AfrikaansEdit

DutchEdit

PronunciationEdit

  • IPA(key): /dir/, [diːr], [diər]
  • Hyphenation: dier
  • Rhymes: -ir

Etymology 1Edit

From Middle Dutch dier, from Old Dutch dier, from Proto-Germanic *deuzą, from Proto-Indo-European *dʰewsóm.

NounEdit

dier n (plural dieren, diminutive diertje n)

  1. animal, any member of the kingdom Animalia
Derived termsEdit

Etymology 2Edit

DeterminerEdit

dier

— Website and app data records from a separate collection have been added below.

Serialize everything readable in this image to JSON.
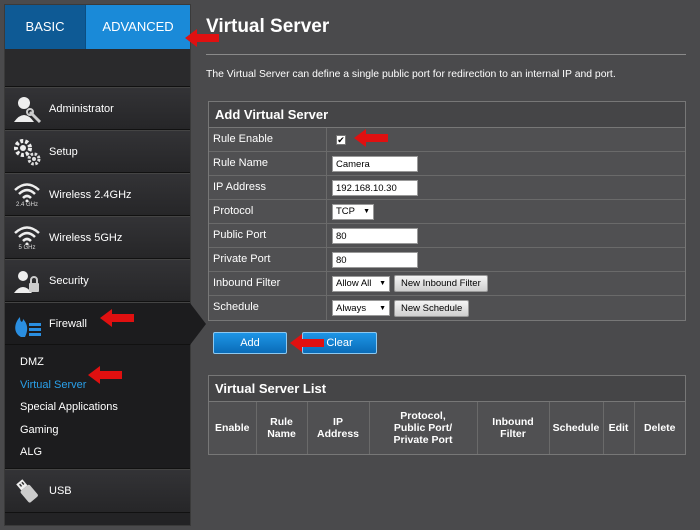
{
  "tabs": {
    "basic": "BASIC",
    "advanced": "ADVANCED"
  },
  "sidebar": {
    "items": [
      {
        "label": "Administrator"
      },
      {
        "label": "Setup"
      },
      {
        "label": "Wireless 2.4GHz",
        "icon_caption": "2.4 GHz"
      },
      {
        "label": "Wireless 5GHz",
        "icon_caption": "5 GHz"
      },
      {
        "label": "Security"
      },
      {
        "label": "Firewall"
      },
      {
        "label": "USB"
      }
    ],
    "firewall_sub": [
      "DMZ",
      "Virtual Server",
      "Special Applications",
      "Gaming",
      "ALG"
    ]
  },
  "page": {
    "title": "Virtual Server",
    "description": "The Virtual Server can define a single public port for redirection to an internal IP and port."
  },
  "add_form": {
    "heading": "Add Virtual Server",
    "labels": {
      "rule_enable": "Rule Enable",
      "rule_name": "Rule Name",
      "ip_address": "IP Address",
      "protocol": "Protocol",
      "public_port": "Public Port",
      "private_port": "Private Port",
      "inbound_filter": "Inbound Filter",
      "schedule": "Schedule"
    },
    "values": {
      "rule_enable_mark": "✔",
      "rule_name": "Camera",
      "ip_address": "192.168.10.30",
      "protocol": "TCP",
      "public_port": "80",
      "private_port": "80",
      "inbound_filter": "Allow All",
      "schedule": "Always"
    },
    "new_inbound_filter_label": "New Inbound Filter",
    "new_schedule_label": "New Schedule",
    "add_label": "Add",
    "clear_label": "Clear"
  },
  "list": {
    "heading": "Virtual Server List",
    "columns": [
      "Enable",
      "Rule\nName",
      "IP\nAddress",
      "Protocol,\nPublic Port/\nPrivate Port",
      "Inbound\nFilter",
      "Schedule",
      "Edit",
      "Delete"
    ]
  },
  "colors": {
    "accent": "#1a8ad8",
    "highlight_text": "#2aa0ea",
    "annotation": "#e01010"
  }
}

  1. (demonstrative) her, their, the latter's (genitive feminine singular and genitive plural of die).
    De verdachte heeft zich samen met een vriend, haar dochter en dier vriend schuldig gemaakt aan de moord op haar echtgenoot [...] (from a verdict of the Court of Justice at 's-Gravenhage, 2011 [1])
    The accused (woman) is guilty of having murdered her husband in cooperation with a friend, her daughter and the latter's friend [...]
Usage notesEdit

Dier is used in a similar way as the possessive determiners haar and hun. It is rare in spoken Dutch, but used occasionally in writing to avoid confusion. Compare:

  • Zij vertelde van haar dochter en haar man.She told of her daughter and her (own) husband.
  • Zij vertelde van haar dochter en dier man.She told of her daughter and the latter's husband.

The corresponding masculine and neuter singular form is diens.

Etymology 3Edit

AdjectiveEdit

dier (comparative dierder, superlative dierst)

  1. (dialectal, archaic) Alternative form of duur
Derived termsEdit

AnagramsEdit


ElfdalianEdit

EtymologyEdit

From Old Norse þeir, þær, from Proto-Germanic *þai. Cognate with Swedish de.

PronounEdit

dier

  1. they

LuxembourgishEdit

EtymologyEdit

From Old High German durri, from Proto-Germanic *þursuz. Cognate with German dürr, Dutch dor, Swedish torr, Icelandic þurr.

PronunciationEdit

AdjectiveEdit

dier (masculine dieren, neuter diert, comparative méi dier, superlative am diersten)

  1. (of plants and trees) dry, dead

DeclensionEdit


Middle DutchEdit

Etymology 1Edit

From Old Dutch dier, from Proto-Germanic *deuzą.

NounEdit

dier n

  1. animal
InflectionEdit

This noun needs an inflection-table template.

DescendantsEdit
  • Dutch: dier
  • Limburgish: deer

Etymology 2Edit

See the etymology of the main entry.

DeterminerEdit

dier

  1. inflection of die:
    1. feminine genitive/dative singular
    2. genitive plural

Further readingEdit

  • dier”, in Vroegmiddelnederlands Woordenboek, 2000
  • dier (I)”, in Middelnederlandsch Woordenboek, 1929

Norwegian BokmålEdit

VerbEdit

dier

  1. present tense of die

Old DutchEdit

EtymologyEdit

From Proto-Germanic *deuzą.

NounEdit

dier n

  1. animal

InflectionEdit

This noun needs an inflection-table template.

DescendantsEdit

Further readingEdit

  • dier”, in Oudnederlands Woordenboek, 2012

West FrisianEdit

EtymologyEdit

From Old Frisian diār, from Proto-Germanic *deuzą.

PronunciationEdit

NounEdit

dier n (plural dieren, diminutive dierke)

  1. animal

Derived termsEdit

Further readingEdit

  • dier”, in Wurdboek fan de Fryske taal (in Dutch), 2011